- Opening Delimiter -

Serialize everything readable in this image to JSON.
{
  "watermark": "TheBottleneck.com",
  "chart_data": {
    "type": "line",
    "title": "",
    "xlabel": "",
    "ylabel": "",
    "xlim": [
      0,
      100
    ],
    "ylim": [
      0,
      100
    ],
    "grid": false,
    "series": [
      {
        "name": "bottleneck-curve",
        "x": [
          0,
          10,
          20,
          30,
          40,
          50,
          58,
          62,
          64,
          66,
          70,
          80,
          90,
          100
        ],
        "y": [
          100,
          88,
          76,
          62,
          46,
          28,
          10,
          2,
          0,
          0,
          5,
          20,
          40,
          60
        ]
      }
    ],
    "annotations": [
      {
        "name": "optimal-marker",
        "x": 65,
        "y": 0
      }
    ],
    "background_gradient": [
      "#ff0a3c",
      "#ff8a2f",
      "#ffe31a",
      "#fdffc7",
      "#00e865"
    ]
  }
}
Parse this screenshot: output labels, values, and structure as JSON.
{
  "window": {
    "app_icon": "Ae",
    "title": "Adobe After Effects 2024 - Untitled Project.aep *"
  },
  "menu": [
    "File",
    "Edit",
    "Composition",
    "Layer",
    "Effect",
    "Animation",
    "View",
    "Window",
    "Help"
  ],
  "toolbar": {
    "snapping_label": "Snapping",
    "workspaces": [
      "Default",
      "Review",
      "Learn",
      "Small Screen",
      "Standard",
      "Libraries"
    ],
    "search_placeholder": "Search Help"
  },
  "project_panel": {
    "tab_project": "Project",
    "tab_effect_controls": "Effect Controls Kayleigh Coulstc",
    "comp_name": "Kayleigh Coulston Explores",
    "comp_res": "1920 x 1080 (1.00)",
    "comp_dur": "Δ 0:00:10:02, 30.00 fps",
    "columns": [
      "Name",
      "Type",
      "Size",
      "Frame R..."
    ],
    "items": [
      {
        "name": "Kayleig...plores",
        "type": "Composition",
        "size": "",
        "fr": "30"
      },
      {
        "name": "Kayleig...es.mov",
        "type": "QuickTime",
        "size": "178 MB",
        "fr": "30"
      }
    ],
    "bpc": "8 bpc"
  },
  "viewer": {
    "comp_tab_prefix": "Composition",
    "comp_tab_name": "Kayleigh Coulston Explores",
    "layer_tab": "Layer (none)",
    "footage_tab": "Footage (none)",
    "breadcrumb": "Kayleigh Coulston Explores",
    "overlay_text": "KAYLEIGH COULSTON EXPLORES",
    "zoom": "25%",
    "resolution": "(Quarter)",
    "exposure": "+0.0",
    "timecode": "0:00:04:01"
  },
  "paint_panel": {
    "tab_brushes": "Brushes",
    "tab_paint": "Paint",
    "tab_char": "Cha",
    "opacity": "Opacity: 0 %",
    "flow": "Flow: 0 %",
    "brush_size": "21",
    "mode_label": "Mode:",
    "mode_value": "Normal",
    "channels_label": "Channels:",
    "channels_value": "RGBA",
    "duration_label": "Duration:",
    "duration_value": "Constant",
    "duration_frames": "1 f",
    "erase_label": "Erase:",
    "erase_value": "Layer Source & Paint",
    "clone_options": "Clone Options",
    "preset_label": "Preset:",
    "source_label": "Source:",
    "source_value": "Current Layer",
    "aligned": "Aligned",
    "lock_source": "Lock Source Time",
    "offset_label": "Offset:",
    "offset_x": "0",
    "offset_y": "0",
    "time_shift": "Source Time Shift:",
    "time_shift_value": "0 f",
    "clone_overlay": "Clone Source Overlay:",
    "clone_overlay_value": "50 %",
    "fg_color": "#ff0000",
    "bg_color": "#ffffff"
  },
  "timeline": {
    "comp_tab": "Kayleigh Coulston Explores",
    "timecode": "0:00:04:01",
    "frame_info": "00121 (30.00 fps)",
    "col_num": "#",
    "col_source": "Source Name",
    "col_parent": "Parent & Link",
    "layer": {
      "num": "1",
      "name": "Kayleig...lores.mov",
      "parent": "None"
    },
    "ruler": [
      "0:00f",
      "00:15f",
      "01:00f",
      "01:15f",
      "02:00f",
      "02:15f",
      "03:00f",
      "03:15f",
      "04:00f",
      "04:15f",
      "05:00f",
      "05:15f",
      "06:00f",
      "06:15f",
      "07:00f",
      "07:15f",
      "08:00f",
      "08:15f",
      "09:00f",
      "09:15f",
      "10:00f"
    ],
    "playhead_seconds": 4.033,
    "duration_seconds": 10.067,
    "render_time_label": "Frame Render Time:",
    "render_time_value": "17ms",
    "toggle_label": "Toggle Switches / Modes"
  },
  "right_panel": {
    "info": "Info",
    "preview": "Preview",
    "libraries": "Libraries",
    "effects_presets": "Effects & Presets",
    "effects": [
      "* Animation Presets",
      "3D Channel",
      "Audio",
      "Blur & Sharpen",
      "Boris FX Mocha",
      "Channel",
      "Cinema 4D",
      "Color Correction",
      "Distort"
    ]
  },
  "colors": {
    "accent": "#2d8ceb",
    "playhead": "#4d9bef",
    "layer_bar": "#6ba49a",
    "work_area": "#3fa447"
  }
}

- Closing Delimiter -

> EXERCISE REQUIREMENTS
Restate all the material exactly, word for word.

> RESPONSE FOR THIS EXERCISE
Serialize everything readable in this image to JSON.
{
  "watermark": "TheBottleneck.com",
  "chart_data": {
    "type": "line",
    "title": "",
    "xlabel": "",
    "ylabel": "",
    "xlim": [
      0,
      100
    ],
    "ylim": [
      0,
      100
    ],
    "grid": false,
    "series": [
      {
        "name": "bottleneck-curve",
        "x": [
          0,
          10,
          20,
          30,
          40,
          50,
          58,
          62,
          64,
          66,
          70,
          80,
          90,
          100
        ],
        "y": [
          100,
          88,
          76,
          62,
          46,
          28,
          10,
          2,
          0,
          0,
          5,
          20,
          40,
          60
        ]
      }
    ],
    "annotations": [
      {
        "name": "optimal-marker",
        "x": 65,
        "y": 0
      }
    ],
    "background_gradient": [
      "#ff0a3c",
      "#ff8a2f",
      "#ffe31a",
      "#fdffc7",
      "#00e865"
    ]
  }
}
Parse this screenshot: output labels, values, and structure as JSON.
{
  "window": {
    "app_icon": "Ae",
    "title": "Adobe After Effects 2024 - Untitled Project.aep *"
  },
  "menu": [
    "File",
    "Edit",
    "Composition",
    "Layer",
    "Effect",
    "Animation",
    "View",
    "Window",
    "Help"
  ],
  "toolbar": {
    "snapping_label": "Snapping",
    "workspaces": [
      "Default",
      "Review",
      "Learn",
      "Small Screen",
      "Standard",
      "Libraries"
    ],
    "search_placeholder": "Search Help"
  },
  "project_panel": {
    "tab_project": "Project",
    "tab_effect_controls": "Effect Controls Kayleigh Coulstc",
    "comp_name": "Kayleigh Coulston Explores",
    "comp_res": "1920 x 1080 (1.00)",
    "comp_dur": "Δ 0:00:10:02, 30.00 fps",
    "columns": [
      "Name",
      "Type",
      "Size",
      "Frame R..."
    ],
    "items": [
      {
        "name": "Kayleig...plores",
        "type": "Composition",
        "size": "",
        "fr": "30"
      },
      {
        "name": "Kayleig...es.mov",
        "type": "QuickTime",
        "size": "178 MB",
        "fr": "30"
      }
    ],
    "bpc": "8 bpc"
  },
  "viewer": {
    "comp_tab_prefix": "Composition",
    "comp_tab_name": "Kayleigh Coulston Explores",
    "layer_tab": "Layer (none)",
    "footage_tab": "Footage (none)",
    "breadcrumb": "Kayleigh Coulston Explores",
    "overlay_text": "KAYLEIGH COULSTON EXPLORES",
    "zoom": "25%",
    "resolution": "(Quarter)",
    "exposure": "+0.0",
    "timecode": "0:00:04:01"
  },
  "paint_panel": {
    "tab_brushes": "Brushes",
    "tab_paint": "Paint",
    "tab_char": "Cha",
    "opacity": "Opacity: 0 %",
    "flow": "Flow: 0 %",
    "brush_size": "21",
    "mode_label": "Mode:",
    "mode_value": "Normal",
    "channels_label": "Channels:",
    "channels_value": "RGBA",
    "duration_label": "Duration:",
    "duration_value": "Constant",
    "duration_frames": "1 f",
    "erase_label": "Erase:",
    "erase_value": "Layer Source & Paint",
    "clone_options": "Clone Options",
    "preset_label": "Preset:",
    "source_label": "Source:",
    "source_value": "Current Layer",
    "aligned": "Aligned",
    "lock_source": "Lock Source Time",
    "offset_label": "Offset:",
    "offset_x": "0",
    "offset_y": "0",
    "time_shift": "Source Time Shift:",
    "time_shift_value": "0 f",
    "clone_overlay": "Clone Source Overlay:",
    "clone_overlay_value": "50 %",
    "fg_color": "#ff0000",
    "bg_color": "#ffffff"
  },
  "timeline": {
    "comp_tab": "Kayleigh Coulston Explores",
    "timecode": "0:00:04:01",
    "frame_info": "00121 (30.00 fps)",
    "col_num": "#",
    "col_source": "Source Name",
    "col_parent": "Parent & Link",
    "layer": {
      "num": "1",
      "name": "Kayleig...lores.mov",
      "parent": "None"
    },
    "ruler": [
      "0:00f",
      "00:15f",
      "01:00f",
      "01:15f",
      "02:00f",
      "02:15f",
      "03:00f",
      "03:15f",
      "04:00f",
      "04:15f",
      "05:00f",
      "05:15f",
      "06:00f",
      "06:15f",
      "07:00f",
      "07:15f",
      "08:00f",
      "08:15f",
      "09:00f",
      "09:15f",
      "10:00f"
    ],
    "playhead_seconds": 4.033,
    "duration_seconds": 10.067,
    "render_time_label": "Frame Render Time:",
    "render_time_value": "17ms",
    "toggle_label": "Toggle Switches / Modes"
  },
  "right_panel": {
    "info": "Info",
    "preview": "Preview",
    "libraries": "Libraries",
    "effects_presets": "Effects & Presets",
    "effects": [
      "* Animation Presets",
      "3D Channel",
      "Audio",
      "Blur & Sharpen",
      "Boris FX Mocha",
      "Channel",
      "Cinema 4D",
      "Color Correction",
      "Distort"
    ]
  },
  "colors": {
    "accent": "#2d8ceb",
    "playhead": "#4d9bef",
    "layer_bar": "#6ba49a",
    "work_area": "#3fa447"
  }
}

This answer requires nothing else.